[TASK INSTRUCTIONS]:
Scan the lines below for the word "Desktop". Copy each line you find it in.

- Opening Delimiter -

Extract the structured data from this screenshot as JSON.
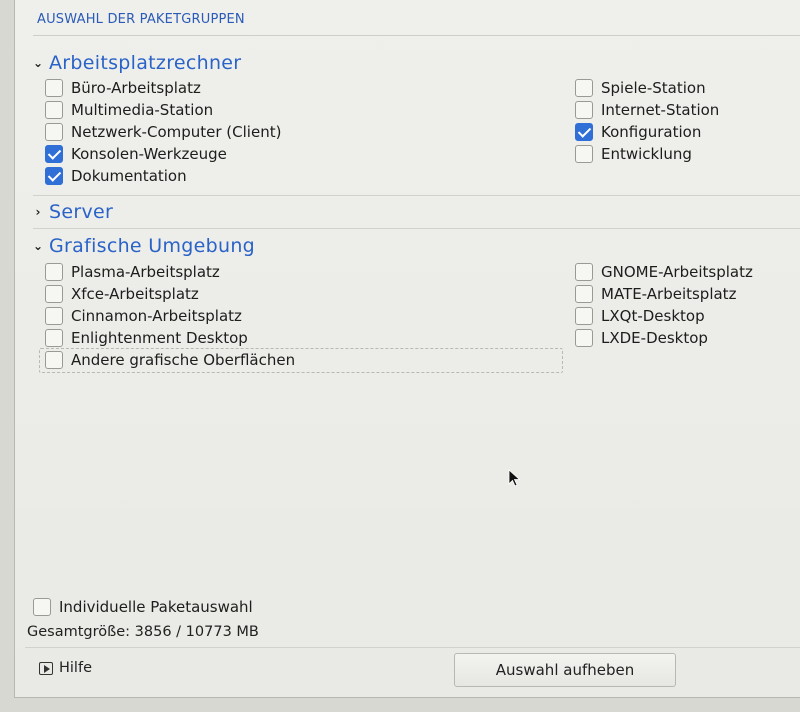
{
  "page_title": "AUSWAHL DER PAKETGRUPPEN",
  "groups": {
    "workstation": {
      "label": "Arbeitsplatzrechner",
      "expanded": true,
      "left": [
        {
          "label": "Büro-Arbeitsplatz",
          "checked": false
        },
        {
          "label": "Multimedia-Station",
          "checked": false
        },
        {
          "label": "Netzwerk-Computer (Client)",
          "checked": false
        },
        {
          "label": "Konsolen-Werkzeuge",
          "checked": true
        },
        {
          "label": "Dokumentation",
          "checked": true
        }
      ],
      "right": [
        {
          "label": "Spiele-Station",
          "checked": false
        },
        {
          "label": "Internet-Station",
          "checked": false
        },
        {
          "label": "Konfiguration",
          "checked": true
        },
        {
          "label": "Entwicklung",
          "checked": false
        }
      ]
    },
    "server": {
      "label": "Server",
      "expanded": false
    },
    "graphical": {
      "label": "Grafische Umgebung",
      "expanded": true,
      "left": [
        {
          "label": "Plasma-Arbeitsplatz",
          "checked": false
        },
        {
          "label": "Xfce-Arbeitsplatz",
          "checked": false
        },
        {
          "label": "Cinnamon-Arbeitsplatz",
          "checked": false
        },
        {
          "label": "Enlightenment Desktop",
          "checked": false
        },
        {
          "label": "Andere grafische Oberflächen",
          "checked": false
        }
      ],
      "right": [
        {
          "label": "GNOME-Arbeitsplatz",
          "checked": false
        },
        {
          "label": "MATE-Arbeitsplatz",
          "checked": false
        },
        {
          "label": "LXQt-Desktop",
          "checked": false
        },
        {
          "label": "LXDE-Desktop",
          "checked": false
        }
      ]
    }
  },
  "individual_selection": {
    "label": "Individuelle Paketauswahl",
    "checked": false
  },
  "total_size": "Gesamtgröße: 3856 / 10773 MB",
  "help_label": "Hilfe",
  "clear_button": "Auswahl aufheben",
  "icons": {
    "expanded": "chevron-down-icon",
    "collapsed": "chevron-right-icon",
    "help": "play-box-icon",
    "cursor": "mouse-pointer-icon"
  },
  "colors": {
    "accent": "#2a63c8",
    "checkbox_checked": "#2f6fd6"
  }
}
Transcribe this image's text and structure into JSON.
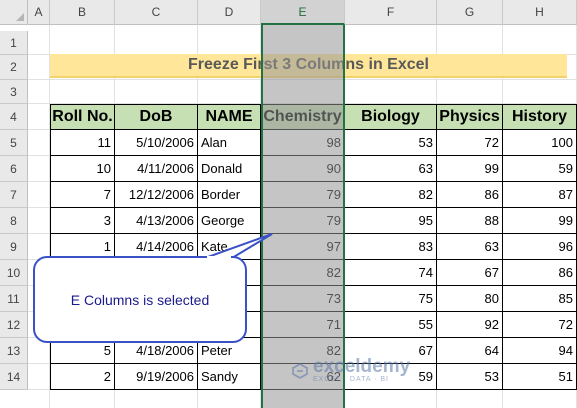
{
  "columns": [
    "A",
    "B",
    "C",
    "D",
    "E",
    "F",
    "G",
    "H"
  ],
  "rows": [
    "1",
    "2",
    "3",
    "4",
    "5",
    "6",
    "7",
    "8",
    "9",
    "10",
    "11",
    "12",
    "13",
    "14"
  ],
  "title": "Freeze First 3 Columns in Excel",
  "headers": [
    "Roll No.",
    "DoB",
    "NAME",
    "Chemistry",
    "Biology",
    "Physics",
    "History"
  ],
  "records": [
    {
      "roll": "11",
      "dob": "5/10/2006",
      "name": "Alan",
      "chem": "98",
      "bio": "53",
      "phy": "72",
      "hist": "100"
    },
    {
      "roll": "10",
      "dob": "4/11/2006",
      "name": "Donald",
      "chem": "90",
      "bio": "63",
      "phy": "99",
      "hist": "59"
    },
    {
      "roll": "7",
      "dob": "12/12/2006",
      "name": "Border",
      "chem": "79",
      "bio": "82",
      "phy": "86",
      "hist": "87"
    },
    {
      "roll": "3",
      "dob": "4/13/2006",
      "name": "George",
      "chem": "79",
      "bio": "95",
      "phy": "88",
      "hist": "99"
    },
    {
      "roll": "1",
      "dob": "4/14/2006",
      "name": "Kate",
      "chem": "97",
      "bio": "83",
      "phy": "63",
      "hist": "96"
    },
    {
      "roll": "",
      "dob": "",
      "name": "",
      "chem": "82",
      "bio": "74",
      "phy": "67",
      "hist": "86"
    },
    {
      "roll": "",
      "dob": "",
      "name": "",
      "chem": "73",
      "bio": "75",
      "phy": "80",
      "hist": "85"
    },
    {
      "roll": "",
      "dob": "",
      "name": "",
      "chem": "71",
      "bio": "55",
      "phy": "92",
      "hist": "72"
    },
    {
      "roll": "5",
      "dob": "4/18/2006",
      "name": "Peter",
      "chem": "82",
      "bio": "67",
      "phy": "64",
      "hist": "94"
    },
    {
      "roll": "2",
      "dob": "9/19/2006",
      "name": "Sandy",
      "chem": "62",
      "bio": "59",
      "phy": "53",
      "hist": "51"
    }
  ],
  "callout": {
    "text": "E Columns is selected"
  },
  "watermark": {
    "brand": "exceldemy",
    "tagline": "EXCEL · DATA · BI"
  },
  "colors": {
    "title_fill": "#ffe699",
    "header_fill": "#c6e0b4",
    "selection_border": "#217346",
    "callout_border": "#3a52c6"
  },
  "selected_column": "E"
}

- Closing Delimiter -

[RESULT OF THE TASK]:
          "label": "Enlightenment Desktop",
          "label": "LXQt-Desktop",
          "label": "LXDE-Desktop",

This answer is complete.